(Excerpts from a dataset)
....................
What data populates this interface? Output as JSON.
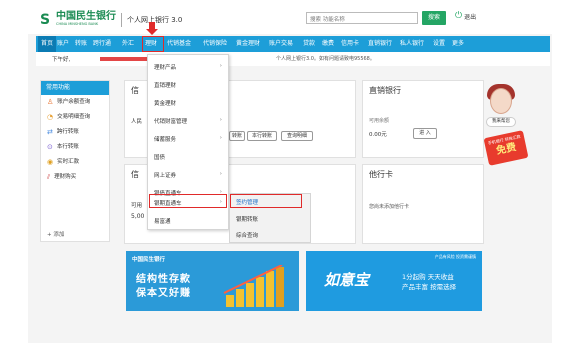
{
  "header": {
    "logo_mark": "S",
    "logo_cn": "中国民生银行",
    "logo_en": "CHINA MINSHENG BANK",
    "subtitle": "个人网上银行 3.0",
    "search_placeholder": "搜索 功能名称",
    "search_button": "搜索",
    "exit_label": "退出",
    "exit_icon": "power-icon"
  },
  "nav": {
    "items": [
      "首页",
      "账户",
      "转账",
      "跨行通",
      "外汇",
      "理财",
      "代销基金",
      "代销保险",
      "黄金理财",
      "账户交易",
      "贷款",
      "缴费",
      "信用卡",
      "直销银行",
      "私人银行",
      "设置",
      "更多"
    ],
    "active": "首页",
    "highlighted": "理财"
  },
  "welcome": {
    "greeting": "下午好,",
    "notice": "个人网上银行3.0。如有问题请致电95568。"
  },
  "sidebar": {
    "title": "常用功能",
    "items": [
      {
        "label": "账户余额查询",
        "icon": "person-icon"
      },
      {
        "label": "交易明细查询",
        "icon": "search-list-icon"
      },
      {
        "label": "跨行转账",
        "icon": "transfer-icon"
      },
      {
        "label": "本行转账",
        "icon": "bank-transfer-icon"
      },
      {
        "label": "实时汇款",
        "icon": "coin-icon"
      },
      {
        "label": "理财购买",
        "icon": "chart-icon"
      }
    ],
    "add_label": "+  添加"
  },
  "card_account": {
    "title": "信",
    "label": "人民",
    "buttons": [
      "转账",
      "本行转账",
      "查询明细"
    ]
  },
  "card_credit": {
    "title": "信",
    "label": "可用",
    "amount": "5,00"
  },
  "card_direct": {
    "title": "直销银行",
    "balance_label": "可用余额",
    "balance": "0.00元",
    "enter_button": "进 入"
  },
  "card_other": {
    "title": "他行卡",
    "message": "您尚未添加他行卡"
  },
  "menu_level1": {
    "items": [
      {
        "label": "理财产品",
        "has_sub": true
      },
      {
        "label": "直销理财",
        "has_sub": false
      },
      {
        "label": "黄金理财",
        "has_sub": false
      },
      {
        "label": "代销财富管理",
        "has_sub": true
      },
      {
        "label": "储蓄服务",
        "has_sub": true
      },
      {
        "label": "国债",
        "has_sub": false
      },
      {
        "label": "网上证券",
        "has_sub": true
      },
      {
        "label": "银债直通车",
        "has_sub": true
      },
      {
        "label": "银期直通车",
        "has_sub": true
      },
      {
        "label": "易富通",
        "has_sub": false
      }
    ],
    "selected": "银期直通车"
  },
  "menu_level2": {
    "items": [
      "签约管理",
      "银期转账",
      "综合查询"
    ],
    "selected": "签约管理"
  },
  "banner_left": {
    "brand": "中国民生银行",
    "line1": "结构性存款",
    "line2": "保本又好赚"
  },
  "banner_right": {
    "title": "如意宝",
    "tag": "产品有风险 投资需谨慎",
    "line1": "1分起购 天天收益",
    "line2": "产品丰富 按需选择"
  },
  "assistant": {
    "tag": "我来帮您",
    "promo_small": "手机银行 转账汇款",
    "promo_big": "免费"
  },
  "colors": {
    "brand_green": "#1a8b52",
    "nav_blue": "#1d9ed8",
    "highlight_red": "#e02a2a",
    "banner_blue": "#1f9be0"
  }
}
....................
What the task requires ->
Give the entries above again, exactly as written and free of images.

Task solution ->
What data populates this interface? Output as JSON.
{
  "header": {
    "logo_mark": "S",
    "logo_cn": "中国民生银行",
    "logo_en": "CHINA MINSHENG BANK",
    "subtitle": "个人网上银行 3.0",
    "search_placeholder": "搜索 功能名称",
    "search_button": "搜索",
    "exit_label": "退出",
    "exit_icon": "power-icon"
  },
  "nav": {
    "items": [
      "首页",
      "账户",
      "转账",
      "跨行通",
      "外汇",
      "理财",
      "代销基金",
      "代销保险",
      "黄金理财",
      "账户交易",
      "贷款",
      "缴费",
      "信用卡",
      "直销银行",
      "私人银行",
      "设置",
      "更多"
    ],
    "active": "首页",
    "highlighted": "理财"
  },
  "welcome": {
    "greeting": "下午好,",
    "notice": "个人网上银行3.0。如有问题请致电95568。"
  },
  "sidebar": {
    "title": "常用功能",
    "items": [
      {
        "label": "账户余额查询",
        "icon": "person-icon"
      },
      {
        "label": "交易明细查询",
        "icon": "search-list-icon"
      },
      {
        "label": "跨行转账",
        "icon": "transfer-icon"
      },
      {
        "label": "本行转账",
        "icon": "bank-transfer-icon"
      },
      {
        "label": "实时汇款",
        "icon": "coin-icon"
      },
      {
        "label": "理财购买",
        "icon": "chart-icon"
      }
    ],
    "add_label": "+  添加"
  },
  "card_account": {
    "title": "信",
    "label": "人民",
    "buttons": [
      "转账",
      "本行转账",
      "查询明细"
    ]
  },
  "card_credit": {
    "title": "信",
    "label": "可用",
    "amount": "5,00"
  },
  "card_direct": {
    "title": "直销银行",
    "balance_label": "可用余额",
    "balance": "0.00元",
    "enter_button": "进 入"
  },
  "card_other": {
    "title": "他行卡",
    "message": "您尚未添加他行卡"
  },
  "menu_level1": {
    "items": [
      {
        "label": "理财产品",
        "has_sub": true
      },
      {
        "label": "直销理财",
        "has_sub": false
      },
      {
        "label": "黄金理财",
        "has_sub": false
      },
      {
        "label": "代销财富管理",
        "has_sub": true
      },
      {
        "label": "储蓄服务",
        "has_sub": true
      },
      {
        "label": "国债",
        "has_sub": false
      },
      {
        "label": "网上证券",
        "has_sub": true
      },
      {
        "label": "银债直通车",
        "has_sub": true
      },
      {
        "label": "银期直通车",
        "has_sub": true
      },
      {
        "label": "易富通",
        "has_sub": false
      }
    ],
    "selected": "银期直通车"
  },
  "menu_level2": {
    "items": [
      "签约管理",
      "银期转账",
      "综合查询"
    ],
    "selected": "签约管理"
  },
  "banner_left": {
    "brand": "中国民生银行",
    "line1": "结构性存款",
    "line2": "保本又好赚"
  },
  "banner_right": {
    "title": "如意宝",
    "tag": "产品有风险 投资需谨慎",
    "line1": "1分起购 天天收益",
    "line2": "产品丰富 按需选择"
  },
  "assistant": {
    "tag": "我来帮您",
    "promo_small": "手机银行 转账汇款",
    "promo_big": "免费"
  },
  "colors": {
    "brand_green": "#1a8b52",
    "nav_blue": "#1d9ed8",
    "highlight_red": "#e02a2a",
    "banner_blue": "#1f9be0"
  }
}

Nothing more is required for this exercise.